RECORD EXCERPTS:
▼

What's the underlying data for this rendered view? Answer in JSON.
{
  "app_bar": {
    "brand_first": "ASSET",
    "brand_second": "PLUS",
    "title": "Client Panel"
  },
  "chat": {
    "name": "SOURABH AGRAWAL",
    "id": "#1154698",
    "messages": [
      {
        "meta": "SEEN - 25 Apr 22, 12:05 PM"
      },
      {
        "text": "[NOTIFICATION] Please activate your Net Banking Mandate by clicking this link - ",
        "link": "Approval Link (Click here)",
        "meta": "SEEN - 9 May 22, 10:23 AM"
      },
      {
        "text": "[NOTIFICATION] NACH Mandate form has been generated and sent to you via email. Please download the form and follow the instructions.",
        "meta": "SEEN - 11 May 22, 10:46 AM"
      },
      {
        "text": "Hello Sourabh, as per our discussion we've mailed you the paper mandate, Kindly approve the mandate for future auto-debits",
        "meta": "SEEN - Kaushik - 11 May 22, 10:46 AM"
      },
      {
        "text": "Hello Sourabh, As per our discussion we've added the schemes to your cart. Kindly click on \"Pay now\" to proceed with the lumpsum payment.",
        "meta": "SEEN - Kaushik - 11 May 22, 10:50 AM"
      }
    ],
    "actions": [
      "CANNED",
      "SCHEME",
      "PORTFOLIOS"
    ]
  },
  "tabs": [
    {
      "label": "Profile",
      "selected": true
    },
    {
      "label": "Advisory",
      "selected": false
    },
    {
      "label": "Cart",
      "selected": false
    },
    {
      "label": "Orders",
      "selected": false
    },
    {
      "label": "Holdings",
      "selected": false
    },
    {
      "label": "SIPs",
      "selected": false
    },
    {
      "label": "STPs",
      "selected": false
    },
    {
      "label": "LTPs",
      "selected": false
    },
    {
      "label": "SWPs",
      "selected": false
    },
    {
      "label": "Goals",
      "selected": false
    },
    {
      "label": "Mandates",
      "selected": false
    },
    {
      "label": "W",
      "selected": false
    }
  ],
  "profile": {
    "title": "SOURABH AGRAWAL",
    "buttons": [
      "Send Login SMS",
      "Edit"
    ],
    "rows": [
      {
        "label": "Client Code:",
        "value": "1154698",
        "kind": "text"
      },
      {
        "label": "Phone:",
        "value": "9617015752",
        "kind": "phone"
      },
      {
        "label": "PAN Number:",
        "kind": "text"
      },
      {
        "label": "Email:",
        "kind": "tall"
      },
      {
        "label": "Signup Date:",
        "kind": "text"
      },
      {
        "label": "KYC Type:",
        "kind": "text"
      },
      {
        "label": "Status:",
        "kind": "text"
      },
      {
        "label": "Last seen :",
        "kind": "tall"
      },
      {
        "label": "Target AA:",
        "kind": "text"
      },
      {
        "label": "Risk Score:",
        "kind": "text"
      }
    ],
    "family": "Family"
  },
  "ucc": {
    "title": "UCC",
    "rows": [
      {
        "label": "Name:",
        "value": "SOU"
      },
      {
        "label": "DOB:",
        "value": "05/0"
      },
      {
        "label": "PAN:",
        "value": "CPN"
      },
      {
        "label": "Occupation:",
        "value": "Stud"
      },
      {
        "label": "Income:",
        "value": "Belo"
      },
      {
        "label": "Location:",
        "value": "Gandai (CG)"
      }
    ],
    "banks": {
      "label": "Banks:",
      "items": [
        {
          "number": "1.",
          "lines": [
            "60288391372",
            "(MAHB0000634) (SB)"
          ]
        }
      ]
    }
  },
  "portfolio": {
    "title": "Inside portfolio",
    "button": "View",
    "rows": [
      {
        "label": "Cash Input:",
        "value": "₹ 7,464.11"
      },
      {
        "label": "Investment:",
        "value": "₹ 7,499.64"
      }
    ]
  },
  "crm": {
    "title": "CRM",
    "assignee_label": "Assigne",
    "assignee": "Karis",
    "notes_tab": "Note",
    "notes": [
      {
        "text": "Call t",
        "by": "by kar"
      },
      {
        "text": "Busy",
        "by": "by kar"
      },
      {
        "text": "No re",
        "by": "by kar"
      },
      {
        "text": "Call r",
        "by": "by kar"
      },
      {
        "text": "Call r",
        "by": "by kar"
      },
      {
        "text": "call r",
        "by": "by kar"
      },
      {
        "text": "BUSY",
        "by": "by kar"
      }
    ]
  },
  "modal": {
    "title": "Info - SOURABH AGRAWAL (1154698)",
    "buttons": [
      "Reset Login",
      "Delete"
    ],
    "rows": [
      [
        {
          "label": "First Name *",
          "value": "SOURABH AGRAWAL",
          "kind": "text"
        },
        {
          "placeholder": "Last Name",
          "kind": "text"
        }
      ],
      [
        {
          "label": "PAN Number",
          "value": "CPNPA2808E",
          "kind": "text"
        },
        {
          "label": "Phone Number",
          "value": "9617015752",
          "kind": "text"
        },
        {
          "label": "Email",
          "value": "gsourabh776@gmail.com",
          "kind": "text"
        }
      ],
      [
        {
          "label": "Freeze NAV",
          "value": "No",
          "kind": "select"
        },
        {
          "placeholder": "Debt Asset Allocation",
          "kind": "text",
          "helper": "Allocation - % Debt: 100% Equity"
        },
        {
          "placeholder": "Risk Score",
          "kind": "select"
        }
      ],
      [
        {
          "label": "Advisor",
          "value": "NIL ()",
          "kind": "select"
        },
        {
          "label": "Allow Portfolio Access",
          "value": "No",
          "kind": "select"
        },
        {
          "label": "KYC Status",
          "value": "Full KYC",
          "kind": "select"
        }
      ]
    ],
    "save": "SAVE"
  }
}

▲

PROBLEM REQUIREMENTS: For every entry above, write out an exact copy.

ANSWER TO THE PROBLEM:
What's the underlying data for this rendered view? Answer in JSON.
{
  "app_bar": {
    "brand_first": "ASSET",
    "brand_second": "PLUS",
    "title": "Client Panel"
  },
  "chat": {
    "name": "SOURABH AGRAWAL",
    "id": "#1154698",
    "messages": [
      {
        "meta": "SEEN - 25 Apr 22, 12:05 PM"
      },
      {
        "text": "[NOTIFICATION] Please activate your Net Banking Mandate by clicking this link - ",
        "link": "Approval Link (Click here)",
        "meta": "SEEN - 9 May 22, 10:23 AM"
      },
      {
        "text": "[NOTIFICATION] NACH Mandate form has been generated and sent to you via email. Please download the form and follow the instructions.",
        "meta": "SEEN - 11 May 22, 10:46 AM"
      },
      {
        "text": "Hello Sourabh, as per our discussion we've mailed you the paper mandate, Kindly approve the mandate for future auto-debits",
        "meta": "SEEN - Kaushik - 11 May 22, 10:46 AM"
      },
      {
        "text": "Hello Sourabh, As per our discussion we've added the schemes to your cart. Kindly click on \"Pay now\" to proceed with the lumpsum payment.",
        "meta": "SEEN - Kaushik - 11 May 22, 10:50 AM"
      }
    ],
    "actions": [
      "CANNED",
      "SCHEME",
      "PORTFOLIOS"
    ]
  },
  "tabs": [
    {
      "label": "Profile",
      "selected": true
    },
    {
      "label": "Advisory",
      "selected": false
    },
    {
      "label": "Cart",
      "selected": false
    },
    {
      "label": "Orders",
      "selected": false
    },
    {
      "label": "Holdings",
      "selected": false
    },
    {
      "label": "SIPs",
      "selected": false
    },
    {
      "label": "STPs",
      "selected": false
    },
    {
      "label": "LTPs",
      "selected": false
    },
    {
      "label": "SWPs",
      "selected": false
    },
    {
      "label": "Goals",
      "selected": false
    },
    {
      "label": "Mandates",
      "selected": false
    },
    {
      "label": "W",
      "selected": false
    }
  ],
  "profile": {
    "title": "SOURABH AGRAWAL",
    "buttons": [
      "Send Login SMS",
      "Edit"
    ],
    "rows": [
      {
        "label": "Client Code:",
        "value": "1154698",
        "kind": "text"
      },
      {
        "label": "Phone:",
        "value": "9617015752",
        "kind": "phone"
      },
      {
        "label": "PAN Number:",
        "kind": "text"
      },
      {
        "label": "Email:",
        "kind": "tall"
      },
      {
        "label": "Signup Date:",
        "kind": "text"
      },
      {
        "label": "KYC Type:",
        "kind": "text"
      },
      {
        "label": "Status:",
        "kind": "text"
      },
      {
        "label": "Last seen :",
        "kind": "tall"
      },
      {
        "label": "Target AA:",
        "kind": "text"
      },
      {
        "label": "Risk Score:",
        "kind": "text"
      }
    ],
    "family": "Family"
  },
  "ucc": {
    "title": "UCC",
    "rows": [
      {
        "label": "Name:",
        "value": "SOU"
      },
      {
        "label": "DOB:",
        "value": "05/0"
      },
      {
        "label": "PAN:",
        "value": "CPN"
      },
      {
        "label": "Occupation:",
        "value": "Stud"
      },
      {
        "label": "Income:",
        "value": "Belo"
      },
      {
        "label": "Location:",
        "value": "Gandai (CG)"
      }
    ],
    "banks": {
      "label": "Banks:",
      "items": [
        {
          "number": "1.",
          "lines": [
            "60288391372",
            "(MAHB0000634) (SB)"
          ]
        }
      ]
    }
  },
  "portfolio": {
    "title": "Inside portfolio",
    "button": "View",
    "rows": [
      {
        "label": "Cash Input:",
        "value": "₹ 7,464.11"
      },
      {
        "label": "Investment:",
        "value": "₹ 7,499.64"
      }
    ]
  },
  "crm": {
    "title": "CRM",
    "assignee_label": "Assigne",
    "assignee": "Karis",
    "notes_tab": "Note",
    "notes": [
      {
        "text": "Call t",
        "by": "by kar"
      },
      {
        "text": "Busy",
        "by": "by kar"
      },
      {
        "text": "No re",
        "by": "by kar"
      },
      {
        "text": "Call r",
        "by": "by kar"
      },
      {
        "text": "Call r",
        "by": "by kar"
      },
      {
        "text": "call r",
        "by": "by kar"
      },
      {
        "text": "BUSY",
        "by": "by kar"
      }
    ]
  },
  "modal": {
    "title": "Info - SOURABH AGRAWAL (1154698)",
    "buttons": [
      "Reset Login",
      "Delete"
    ],
    "rows": [
      [
        {
          "label": "First Name *",
          "value": "SOURABH AGRAWAL",
          "kind": "text"
        },
        {
          "placeholder": "Last Name",
          "kind": "text"
        }
      ],
      [
        {
          "label": "PAN Number",
          "value": "CPNPA2808E",
          "kind": "text"
        },
        {
          "label": "Phone Number",
          "value": "9617015752",
          "kind": "text"
        },
        {
          "label": "Email",
          "value": "gsourabh776@gmail.com",
          "kind": "text"
        }
      ],
      [
        {
          "label": "Freeze NAV",
          "value": "No",
          "kind": "select"
        },
        {
          "placeholder": "Debt Asset Allocation",
          "kind": "text",
          "helper": "Allocation - % Debt: 100% Equity"
        },
        {
          "placeholder": "Risk Score",
          "kind": "select"
        }
      ],
      [
        {
          "label": "Advisor",
          "value": "NIL ()",
          "kind": "select"
        },
        {
          "label": "Allow Portfolio Access",
          "value": "No",
          "kind": "select"
        },
        {
          "label": "KYC Status",
          "value": "Full KYC",
          "kind": "select"
        }
      ]
    ],
    "save": "SAVE"
  }
}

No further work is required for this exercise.